Freshman point guard Jabarie Hinds attempted to drive to the basket for a quick two, but his scooping layup was well short. A scrum ensued for the loose ball, and officials ruled a Norse player had pushed the ball out of bounds.
That gave Huggins a chance to call timeout and set up a play. Not surprisingly, he put the ball in the hands of Bryant -- one of his two seniors -- who sank a game-tying 3-pointer with two defenders in close proximity with only 6.3 seconds left.
It was too much time. WVU's defense, which had significant issues all night, allowed NKU's Jones to dribble down the floor without so much as having to change direction. He pulled up for a long trifecta with a hand in his face, but the shot went in, causing the Coliseum crowd to groan.
Gary Browne's desperation heave was nowhere close to the basket -- and may have come after the horn anyway. Northern Kentucky players and coaches, including former West Virginia star Darris Nichols, ran out onto the court in jubilation.
"I was proud of our guys to be able to continue to respond," Bezold said.
The contest got out of hand quickly in the first half, with the Norse building a double-digit lead in the first 8:00. That led Huggins to search desperately for a lineup that worked, as the head coach played all six of his true freshmen in the first 9:15 of the contest.
It didn't help. The NKU lead grew to as many as 17 points when Rack (who was a staggering 6-of-7 from 3-point range) hit one from beyond the arc to make it 42-25 with 2:30 before halftime.
West Virginia drew within 13 by halftime, but never truly had momentum.
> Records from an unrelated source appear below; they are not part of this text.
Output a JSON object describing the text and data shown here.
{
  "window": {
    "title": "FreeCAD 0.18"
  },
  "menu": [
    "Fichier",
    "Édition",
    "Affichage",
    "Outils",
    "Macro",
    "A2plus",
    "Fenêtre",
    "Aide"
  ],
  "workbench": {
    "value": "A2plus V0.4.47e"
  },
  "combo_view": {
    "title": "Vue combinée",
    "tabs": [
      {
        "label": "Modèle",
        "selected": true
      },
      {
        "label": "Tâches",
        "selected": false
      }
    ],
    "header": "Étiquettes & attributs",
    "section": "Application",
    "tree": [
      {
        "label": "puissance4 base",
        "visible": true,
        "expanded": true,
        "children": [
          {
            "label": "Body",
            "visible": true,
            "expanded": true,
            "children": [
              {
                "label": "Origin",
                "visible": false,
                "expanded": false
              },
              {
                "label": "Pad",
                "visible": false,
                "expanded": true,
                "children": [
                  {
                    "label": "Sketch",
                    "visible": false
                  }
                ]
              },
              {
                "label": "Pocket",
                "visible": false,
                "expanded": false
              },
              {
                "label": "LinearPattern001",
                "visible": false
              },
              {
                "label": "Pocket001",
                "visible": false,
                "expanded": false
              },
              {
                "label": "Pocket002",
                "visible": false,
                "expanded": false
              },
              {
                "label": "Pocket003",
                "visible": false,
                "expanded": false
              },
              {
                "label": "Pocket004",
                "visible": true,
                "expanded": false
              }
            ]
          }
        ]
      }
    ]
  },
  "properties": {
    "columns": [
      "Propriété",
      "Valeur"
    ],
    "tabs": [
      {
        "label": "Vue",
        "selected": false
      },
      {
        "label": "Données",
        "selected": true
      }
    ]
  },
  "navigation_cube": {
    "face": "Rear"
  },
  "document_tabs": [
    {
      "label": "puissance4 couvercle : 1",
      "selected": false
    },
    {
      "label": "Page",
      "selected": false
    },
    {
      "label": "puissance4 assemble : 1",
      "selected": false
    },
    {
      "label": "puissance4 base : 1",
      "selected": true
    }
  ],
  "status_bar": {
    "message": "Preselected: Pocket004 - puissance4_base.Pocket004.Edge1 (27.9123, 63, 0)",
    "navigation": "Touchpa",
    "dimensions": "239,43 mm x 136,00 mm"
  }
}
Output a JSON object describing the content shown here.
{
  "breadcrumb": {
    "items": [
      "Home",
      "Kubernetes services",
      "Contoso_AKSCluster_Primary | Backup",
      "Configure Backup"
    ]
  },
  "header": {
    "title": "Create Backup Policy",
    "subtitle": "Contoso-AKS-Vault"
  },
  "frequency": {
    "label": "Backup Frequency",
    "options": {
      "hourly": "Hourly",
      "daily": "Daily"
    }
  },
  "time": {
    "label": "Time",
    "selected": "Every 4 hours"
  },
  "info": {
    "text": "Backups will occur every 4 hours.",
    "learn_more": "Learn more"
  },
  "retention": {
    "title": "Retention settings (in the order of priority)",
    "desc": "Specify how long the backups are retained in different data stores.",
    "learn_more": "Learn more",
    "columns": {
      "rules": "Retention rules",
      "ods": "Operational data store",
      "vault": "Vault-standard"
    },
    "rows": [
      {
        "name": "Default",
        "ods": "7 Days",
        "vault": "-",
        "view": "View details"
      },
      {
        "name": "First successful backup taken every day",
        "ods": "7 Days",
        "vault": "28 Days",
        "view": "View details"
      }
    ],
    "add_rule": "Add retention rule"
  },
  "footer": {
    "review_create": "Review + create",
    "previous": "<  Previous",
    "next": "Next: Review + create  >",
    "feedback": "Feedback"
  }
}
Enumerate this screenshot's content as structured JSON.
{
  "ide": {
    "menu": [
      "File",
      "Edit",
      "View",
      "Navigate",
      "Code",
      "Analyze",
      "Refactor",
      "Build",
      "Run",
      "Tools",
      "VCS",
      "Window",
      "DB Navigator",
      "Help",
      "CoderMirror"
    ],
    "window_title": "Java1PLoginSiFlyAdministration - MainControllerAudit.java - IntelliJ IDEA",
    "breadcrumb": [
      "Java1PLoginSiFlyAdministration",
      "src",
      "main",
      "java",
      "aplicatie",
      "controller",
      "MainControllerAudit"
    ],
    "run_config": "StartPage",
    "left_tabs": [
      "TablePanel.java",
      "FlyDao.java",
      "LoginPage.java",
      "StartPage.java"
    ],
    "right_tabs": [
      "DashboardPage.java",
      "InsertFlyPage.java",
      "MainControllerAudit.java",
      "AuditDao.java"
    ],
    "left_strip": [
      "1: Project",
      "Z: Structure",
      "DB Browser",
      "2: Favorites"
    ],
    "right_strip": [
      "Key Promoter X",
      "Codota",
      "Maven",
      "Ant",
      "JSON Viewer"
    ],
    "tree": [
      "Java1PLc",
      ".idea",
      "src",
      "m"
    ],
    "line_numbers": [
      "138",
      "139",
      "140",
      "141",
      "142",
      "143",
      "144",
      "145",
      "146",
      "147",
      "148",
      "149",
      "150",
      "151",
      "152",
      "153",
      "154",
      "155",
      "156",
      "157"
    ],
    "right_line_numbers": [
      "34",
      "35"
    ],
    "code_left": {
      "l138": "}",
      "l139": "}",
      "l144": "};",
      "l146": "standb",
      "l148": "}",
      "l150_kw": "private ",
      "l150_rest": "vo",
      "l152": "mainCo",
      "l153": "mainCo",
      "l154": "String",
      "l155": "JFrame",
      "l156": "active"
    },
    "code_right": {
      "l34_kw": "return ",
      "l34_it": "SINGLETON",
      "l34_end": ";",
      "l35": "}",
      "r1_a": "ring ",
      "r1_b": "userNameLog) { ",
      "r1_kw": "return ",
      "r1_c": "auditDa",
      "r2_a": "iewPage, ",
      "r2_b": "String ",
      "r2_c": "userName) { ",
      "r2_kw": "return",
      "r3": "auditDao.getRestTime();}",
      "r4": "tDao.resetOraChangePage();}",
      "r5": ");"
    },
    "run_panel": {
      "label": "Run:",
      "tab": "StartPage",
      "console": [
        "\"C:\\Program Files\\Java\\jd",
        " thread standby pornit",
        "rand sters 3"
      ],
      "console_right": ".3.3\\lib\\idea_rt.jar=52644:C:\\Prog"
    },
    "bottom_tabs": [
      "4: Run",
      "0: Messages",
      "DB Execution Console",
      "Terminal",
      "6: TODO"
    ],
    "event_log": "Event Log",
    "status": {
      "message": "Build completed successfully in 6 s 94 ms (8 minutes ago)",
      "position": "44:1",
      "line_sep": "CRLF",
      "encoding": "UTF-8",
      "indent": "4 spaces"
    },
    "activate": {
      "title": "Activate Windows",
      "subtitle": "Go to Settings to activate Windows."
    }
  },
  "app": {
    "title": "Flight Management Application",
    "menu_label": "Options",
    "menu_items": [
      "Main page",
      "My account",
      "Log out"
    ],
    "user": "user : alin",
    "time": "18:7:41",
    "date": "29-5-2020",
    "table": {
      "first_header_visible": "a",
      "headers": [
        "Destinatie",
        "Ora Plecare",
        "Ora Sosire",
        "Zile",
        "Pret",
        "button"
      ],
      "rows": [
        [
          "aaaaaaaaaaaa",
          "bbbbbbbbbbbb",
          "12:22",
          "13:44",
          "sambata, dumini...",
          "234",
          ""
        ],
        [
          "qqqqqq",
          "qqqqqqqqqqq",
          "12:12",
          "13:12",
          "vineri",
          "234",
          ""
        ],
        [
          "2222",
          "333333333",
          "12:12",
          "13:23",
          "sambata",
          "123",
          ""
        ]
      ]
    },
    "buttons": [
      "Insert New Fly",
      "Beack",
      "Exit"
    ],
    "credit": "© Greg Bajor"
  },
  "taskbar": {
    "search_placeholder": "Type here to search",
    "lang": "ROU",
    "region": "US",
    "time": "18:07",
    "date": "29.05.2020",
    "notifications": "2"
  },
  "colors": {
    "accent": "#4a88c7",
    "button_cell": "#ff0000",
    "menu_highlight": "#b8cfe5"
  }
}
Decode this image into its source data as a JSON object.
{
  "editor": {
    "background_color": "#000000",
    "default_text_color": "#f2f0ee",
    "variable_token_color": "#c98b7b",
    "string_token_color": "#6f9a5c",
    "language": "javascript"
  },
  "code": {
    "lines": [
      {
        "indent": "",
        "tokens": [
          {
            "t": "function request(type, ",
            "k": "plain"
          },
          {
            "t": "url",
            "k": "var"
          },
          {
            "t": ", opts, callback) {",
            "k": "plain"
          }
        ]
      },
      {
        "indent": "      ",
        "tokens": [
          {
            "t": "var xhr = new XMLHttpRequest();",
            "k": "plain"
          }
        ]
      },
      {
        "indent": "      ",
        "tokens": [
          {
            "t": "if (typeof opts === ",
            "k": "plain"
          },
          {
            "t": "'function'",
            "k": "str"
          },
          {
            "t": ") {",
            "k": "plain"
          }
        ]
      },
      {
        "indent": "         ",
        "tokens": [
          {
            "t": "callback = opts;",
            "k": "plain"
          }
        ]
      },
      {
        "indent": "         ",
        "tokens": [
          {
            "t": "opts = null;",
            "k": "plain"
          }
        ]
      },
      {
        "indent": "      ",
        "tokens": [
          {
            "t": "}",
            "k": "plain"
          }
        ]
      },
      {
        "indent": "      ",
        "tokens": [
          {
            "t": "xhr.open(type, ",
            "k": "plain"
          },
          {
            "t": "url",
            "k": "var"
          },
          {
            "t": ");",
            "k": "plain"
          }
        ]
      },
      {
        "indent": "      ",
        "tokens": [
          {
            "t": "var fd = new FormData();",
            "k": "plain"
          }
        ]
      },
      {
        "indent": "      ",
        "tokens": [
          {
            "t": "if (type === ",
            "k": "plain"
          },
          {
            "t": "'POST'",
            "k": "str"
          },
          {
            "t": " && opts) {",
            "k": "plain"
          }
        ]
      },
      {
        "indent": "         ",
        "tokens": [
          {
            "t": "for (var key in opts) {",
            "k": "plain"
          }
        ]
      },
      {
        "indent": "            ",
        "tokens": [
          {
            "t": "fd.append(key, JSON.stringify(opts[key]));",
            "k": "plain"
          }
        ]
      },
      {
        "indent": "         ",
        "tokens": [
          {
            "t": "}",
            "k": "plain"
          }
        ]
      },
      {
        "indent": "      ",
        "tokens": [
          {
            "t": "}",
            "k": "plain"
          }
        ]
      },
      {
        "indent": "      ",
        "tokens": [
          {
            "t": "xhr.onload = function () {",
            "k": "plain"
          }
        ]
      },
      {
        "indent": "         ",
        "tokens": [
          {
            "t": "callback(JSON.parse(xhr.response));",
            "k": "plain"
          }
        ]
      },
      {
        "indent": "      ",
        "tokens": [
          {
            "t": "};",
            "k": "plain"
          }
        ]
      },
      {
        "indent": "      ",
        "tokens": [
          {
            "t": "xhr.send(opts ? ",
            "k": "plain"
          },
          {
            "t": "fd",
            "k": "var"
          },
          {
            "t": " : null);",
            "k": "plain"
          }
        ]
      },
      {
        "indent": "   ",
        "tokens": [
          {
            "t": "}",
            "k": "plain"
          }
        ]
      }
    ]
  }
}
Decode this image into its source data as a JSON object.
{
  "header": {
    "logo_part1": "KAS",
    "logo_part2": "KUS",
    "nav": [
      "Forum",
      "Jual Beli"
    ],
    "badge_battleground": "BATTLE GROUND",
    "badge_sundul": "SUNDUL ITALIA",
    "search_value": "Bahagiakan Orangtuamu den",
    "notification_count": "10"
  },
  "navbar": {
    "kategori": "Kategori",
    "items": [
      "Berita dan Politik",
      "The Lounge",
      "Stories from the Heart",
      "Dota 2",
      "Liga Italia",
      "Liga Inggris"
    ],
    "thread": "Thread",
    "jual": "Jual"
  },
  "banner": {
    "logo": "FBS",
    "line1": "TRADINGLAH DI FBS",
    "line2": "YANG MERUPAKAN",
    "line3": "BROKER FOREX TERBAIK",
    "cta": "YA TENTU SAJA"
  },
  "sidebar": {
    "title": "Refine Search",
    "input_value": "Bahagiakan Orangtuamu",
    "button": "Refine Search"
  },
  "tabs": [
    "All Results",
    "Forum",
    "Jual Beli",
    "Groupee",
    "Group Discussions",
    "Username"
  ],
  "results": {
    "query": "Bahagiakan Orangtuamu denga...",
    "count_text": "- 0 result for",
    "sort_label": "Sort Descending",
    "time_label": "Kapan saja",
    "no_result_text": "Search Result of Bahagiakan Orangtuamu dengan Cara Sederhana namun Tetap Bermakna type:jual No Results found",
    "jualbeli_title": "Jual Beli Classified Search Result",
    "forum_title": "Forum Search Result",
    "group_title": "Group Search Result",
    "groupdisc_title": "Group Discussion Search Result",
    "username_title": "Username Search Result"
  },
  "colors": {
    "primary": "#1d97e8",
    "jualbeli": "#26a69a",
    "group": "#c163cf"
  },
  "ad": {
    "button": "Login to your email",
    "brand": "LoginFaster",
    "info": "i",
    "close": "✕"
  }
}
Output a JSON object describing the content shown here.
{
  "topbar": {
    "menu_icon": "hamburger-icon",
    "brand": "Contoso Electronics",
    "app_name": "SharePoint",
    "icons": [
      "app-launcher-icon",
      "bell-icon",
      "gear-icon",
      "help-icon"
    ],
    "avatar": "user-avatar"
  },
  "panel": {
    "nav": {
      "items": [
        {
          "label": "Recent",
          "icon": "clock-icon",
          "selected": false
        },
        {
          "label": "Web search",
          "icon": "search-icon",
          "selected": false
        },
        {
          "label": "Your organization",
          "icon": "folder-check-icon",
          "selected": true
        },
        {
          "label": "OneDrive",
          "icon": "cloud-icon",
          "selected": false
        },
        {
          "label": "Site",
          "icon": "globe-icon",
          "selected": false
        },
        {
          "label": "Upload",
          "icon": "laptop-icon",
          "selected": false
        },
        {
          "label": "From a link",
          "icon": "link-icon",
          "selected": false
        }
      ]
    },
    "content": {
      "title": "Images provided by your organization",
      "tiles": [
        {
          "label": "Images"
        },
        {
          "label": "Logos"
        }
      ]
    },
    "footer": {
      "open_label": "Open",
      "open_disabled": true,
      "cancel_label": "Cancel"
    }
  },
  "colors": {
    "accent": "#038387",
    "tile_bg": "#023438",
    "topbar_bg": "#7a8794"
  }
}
"You've heard me say for 12 years now, I think you have to be not the most intelligent person to have to lose to learn," Huggins said. "I don't know why you can't win and learn, or go to practice and learn. You would think intelligent people would do that."
Northern Kentucky, which led by five at halftime against Marshall on Tuesday before losing by 10, shot 54 percent from the field, including 52 percent (13-of-25) from 3-point range.
"We didn't do a very good job of guarding, and we don't think through things very well," Huggins said.
Rack led the way for the victors with 21 points and four assists without committing a turnover. Eshaunte Jones added 15 more, including the game-winner.
Bryant (24 points) and Kevin Jones (22) led WVU. Browne and Hinds, the team's two freshmen at point guard, also were in double figures with 11 and 10, respectively. The other seven Mountaineers who saw action combined to tally only seven, with four of those coming from Tommie McCune.